» TASK STATEMENT
With every picture left out, give the data below back exactly.

» DATA SECTION
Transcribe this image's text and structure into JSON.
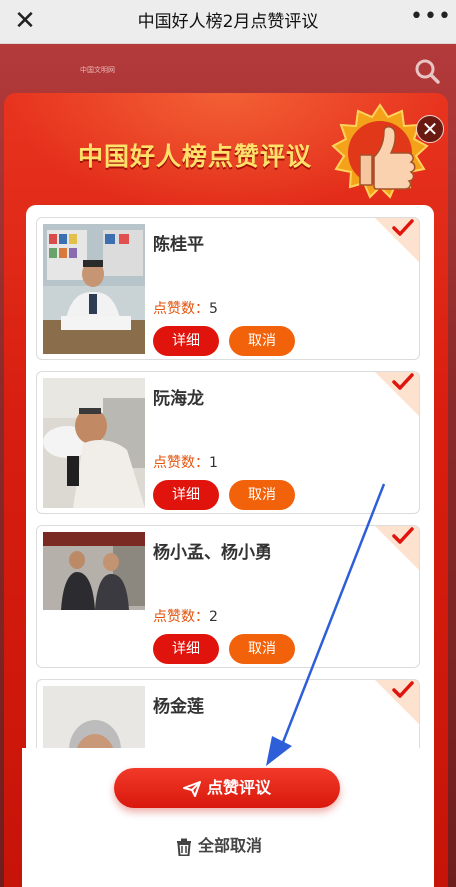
{
  "nav": {
    "close_icon": "close-icon",
    "title": "中国好人榜2月点赞评议",
    "more_icon": "more-dots-icon"
  },
  "background": {
    "site_logo_text": "中国文明网",
    "search_icon": "search-icon"
  },
  "modal": {
    "title": "中国好人榜点赞评议",
    "badge_icon": "thumbs-up-icon",
    "close_icon": "close-icon",
    "likes_label": "点赞数：",
    "detail_label": "详细",
    "cancel_label": "取消",
    "candidates": [
      {
        "name": "陈桂平",
        "likes": "5",
        "selected": true
      },
      {
        "name": "阮海龙",
        "likes": "1",
        "selected": true
      },
      {
        "name": "杨小孟、杨小勇",
        "likes": "2",
        "selected": true
      },
      {
        "name": "杨金莲",
        "likes": "",
        "selected": true
      }
    ],
    "vote_button": "点赞评议",
    "clear_all": "全部取消"
  },
  "colors": {
    "accent_red": "#e0140c",
    "cancel_orange": "#f2620a",
    "title_yellow": "#ffe06a"
  }
}
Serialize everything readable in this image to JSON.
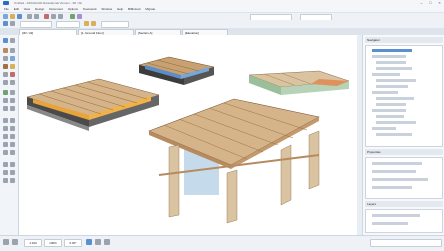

» RESPONSE FOR THIS EXERCISE
Transcribe this image's text and structure into JSON.
{
  "nav": {
    "close_icon": "close-icon",
    "title": "中国好人榜2月点赞评议",
    "more_icon": "more-dots-icon"
  },
  "background": {
    "site_logo_text": "中国文明网",
    "search_icon": "search-icon"
  },
  "modal": {
    "title": "中国好人榜点赞评议",
    "badge_icon": "thumbs-up-icon",
    "close_icon": "close-icon",
    "likes_label": "点赞数：",
    "detail_label": "详细",
    "cancel_label": "取消",
    "candidates": [
      {
        "name": "陈桂平",
        "likes": "5",
        "selected": true
      },
      {
        "name": "阮海龙",
        "likes": "1",
        "selected": true
      },
      {
        "name": "杨小孟、杨小勇",
        "likes": "2",
        "selected": true
      },
      {
        "name": "杨金莲",
        "likes": "",
        "selected": true
      }
    ],
    "vote_button": "点赞评议",
    "clear_all": "全部取消"
  },
  "colors": {
    "accent_red": "#e0140c",
    "cancel_orange": "#f2620a",
    "title_yellow": "#ffe06a"
  }
}
Serialize everything readable in this image to JSON.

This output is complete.